Drama students from Skyview and Soldotna high schools will perform this weekend for the general public at the SoHi auditorium.
The performances will include Skyview’s “You’re a Good Man, Charlie Brown,” and SoHi’s “Ten Ways to Survive a Zombie Apocalypse.”
The performances will each run a half-hour as a part of the One-Act Play Festival. The festival also is a way to help create good student communication with the upcoming reconfiguration.
Skyview’s director, Terri Zopf-Schoessler, who has taught English, drama and dance at the school for the past 24 years, said her class performs theater pieces each year. They also will perform for area elementary schools.
She said many of her students have been in the audience in past years.
“The best part is that the students I have who remember when the ‘big kids’ came to perform — and now they are the performers,” Zopf-Schoessler said.
She said it is unlikely that when the two high schools reconfigure next year that the tradition will continue.
“So these rehearsals are bittersweet for me,” she said.
Zopf-Schoessler said she chose the “Charlie Brown” script because she is a fan.
“I love the musical on which the script is based, but I do not have enough time to rehearse a full-scale musical,” she said. “The ‘Charlie Brown’ is a readers theater script I adapted into a one-act; it is memorized and performed with costumes and set pieces.”
Zopf-Schoessler said the performances, for both public and local school students, are positive ways students can learn about theatre.
“I hope they learn the skills of theatre —how to work together, more effectively project their voices, memorize their lines, etc., but most importantly, I hope they learn how much fun it is,” she said.
SoHi’s drama and English teacher Sara Erfurth is directing the comedy performance “Ten Ways to Survive a Zombie Apocalypse.” This is Erfurth’s first year teaching at the school.
She said with the current surge of zombie culture, the theme of the one-act play seemed appropriate.
“We decided it would be a good time to do a parody,” Erfurth said.
Erfurth said the cast is made up of 18 students, ranging from freshmen to seniors. She said the one-act play was open to all students, even those not in her drama class.

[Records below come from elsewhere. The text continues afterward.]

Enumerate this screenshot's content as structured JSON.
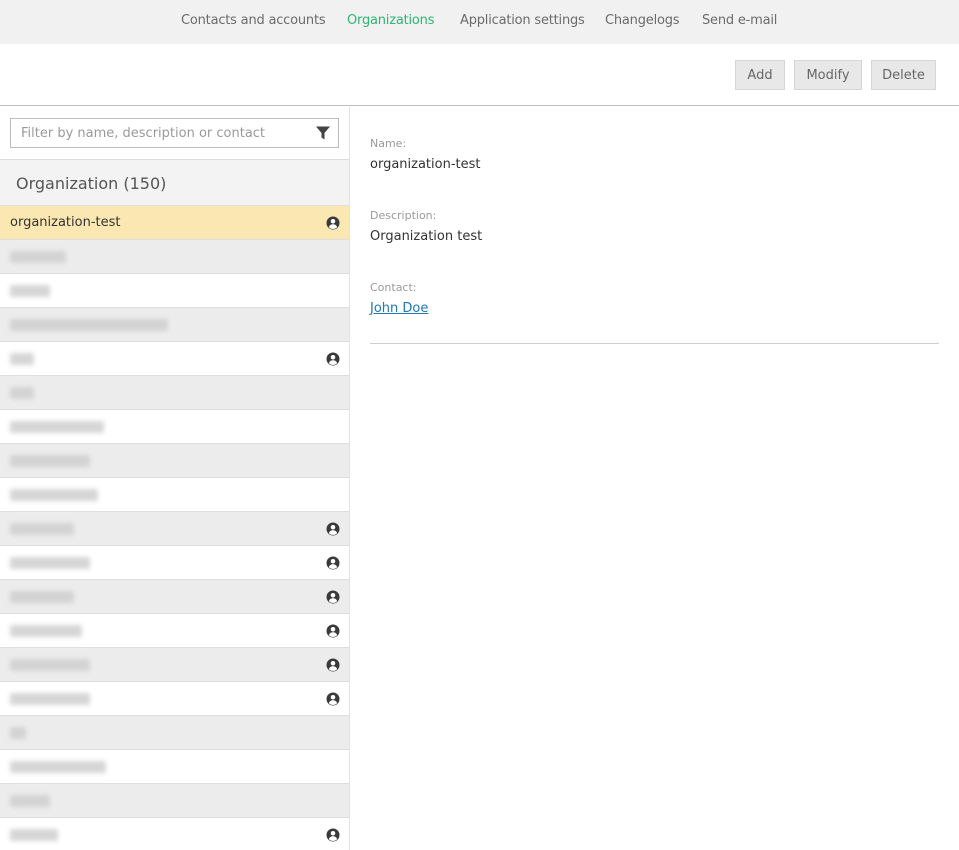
{
  "nav": {
    "items": [
      {
        "label": "Contacts and accounts",
        "active": false
      },
      {
        "label": "Organizations",
        "active": true
      },
      {
        "label": "Application settings",
        "active": false
      },
      {
        "label": "Changelogs",
        "active": false
      },
      {
        "label": "Send e-mail",
        "active": false
      }
    ],
    "active_color": "#2bb673"
  },
  "toolbar": {
    "add_label": "Add",
    "modify_label": "Modify",
    "delete_label": "Delete"
  },
  "filter": {
    "placeholder": "Filter by name, description or contact",
    "value": "",
    "icon": "filter-icon"
  },
  "list": {
    "title": "Organization (150)",
    "selected_color": "#fbe7b2",
    "rows": [
      {
        "label": "organization-test",
        "blurred": false,
        "has_contact": true
      },
      {
        "label": "",
        "blurred": true,
        "has_contact": false
      },
      {
        "label": "",
        "blurred": true,
        "has_contact": false
      },
      {
        "label": "",
        "blurred": true,
        "has_contact": false
      },
      {
        "label": "",
        "blurred": true,
        "has_contact": true
      },
      {
        "label": "",
        "blurred": true,
        "has_contact": false
      },
      {
        "label": "",
        "blurred": true,
        "has_contact": false
      },
      {
        "label": "",
        "blurred": true,
        "has_contact": false
      },
      {
        "label": "",
        "blurred": true,
        "has_contact": false
      },
      {
        "label": "",
        "blurred": true,
        "has_contact": true
      },
      {
        "label": "",
        "blurred": true,
        "has_contact": true
      },
      {
        "label": "",
        "blurred": true,
        "has_contact": true
      },
      {
        "label": "",
        "blurred": true,
        "has_contact": true
      },
      {
        "label": "",
        "blurred": true,
        "has_contact": true
      },
      {
        "label": "",
        "blurred": true,
        "has_contact": true
      },
      {
        "label": "",
        "blurred": true,
        "has_contact": false
      },
      {
        "label": "",
        "blurred": true,
        "has_contact": false
      },
      {
        "label": "",
        "blurred": true,
        "has_contact": false
      },
      {
        "label": "",
        "blurred": true,
        "has_contact": true
      }
    ]
  },
  "detail": {
    "name_label": "Name:",
    "name_value": "organization-test",
    "description_label": "Description:",
    "description_value": "Organization test",
    "contact_label": "Contact:",
    "contact_value": "John Doe"
  }
}
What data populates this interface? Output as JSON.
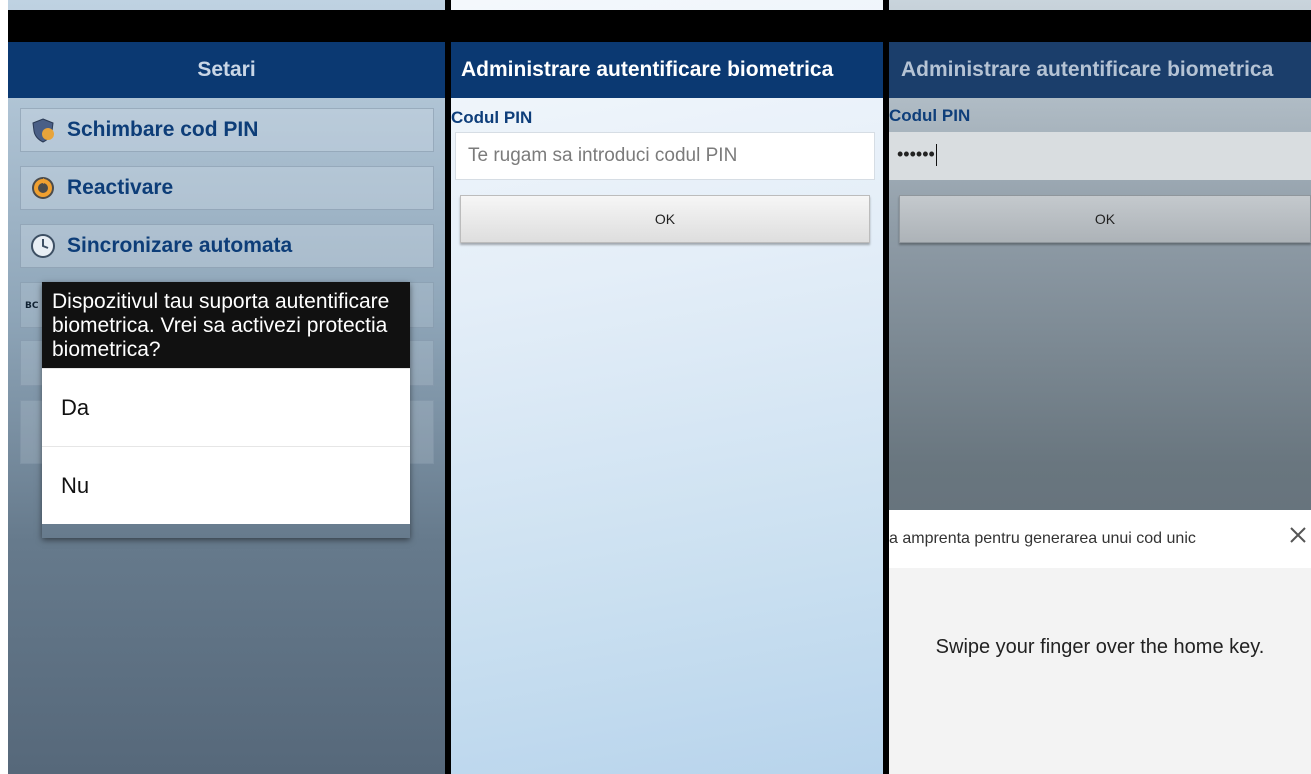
{
  "settings_screen": {
    "title": "Setari",
    "menu": [
      {
        "label": "Schimbare cod PIN",
        "icon": "shield-icon"
      },
      {
        "label": "Reactivare",
        "icon": "refresh-icon"
      },
      {
        "label": "Sincronizare automata",
        "icon": "clock-icon"
      }
    ],
    "dialog": {
      "message": "Dispozitivul tau suporta autentificare biometrica. Vrei sa activezi protectia biometrica?",
      "options": [
        "Da",
        "Nu"
      ]
    }
  },
  "pin_screen": {
    "title": "Administrare autentificare biometrica",
    "pin_label": "Codul PIN",
    "pin_placeholder": "Te rugam sa introduci codul PIN",
    "ok_label": "OK"
  },
  "fingerprint_screen": {
    "title": "Administrare autentificare biometrica",
    "pin_label": "Codul PIN",
    "pin_value": "••••••",
    "ok_label": "OK",
    "sheet_title": "a amprenta pentru generarea unui cod unic",
    "sheet_message": "Swipe your finger over the home key.",
    "close_icon": "close-icon"
  },
  "colors": {
    "title_bar": "#0b3972",
    "menu_text": "#0d3d78"
  }
}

Tickets for the show will be available at the door. The proceeds from the performance will be split between the two drama programs.
Sara J. Hardan can be reached at email@example.com.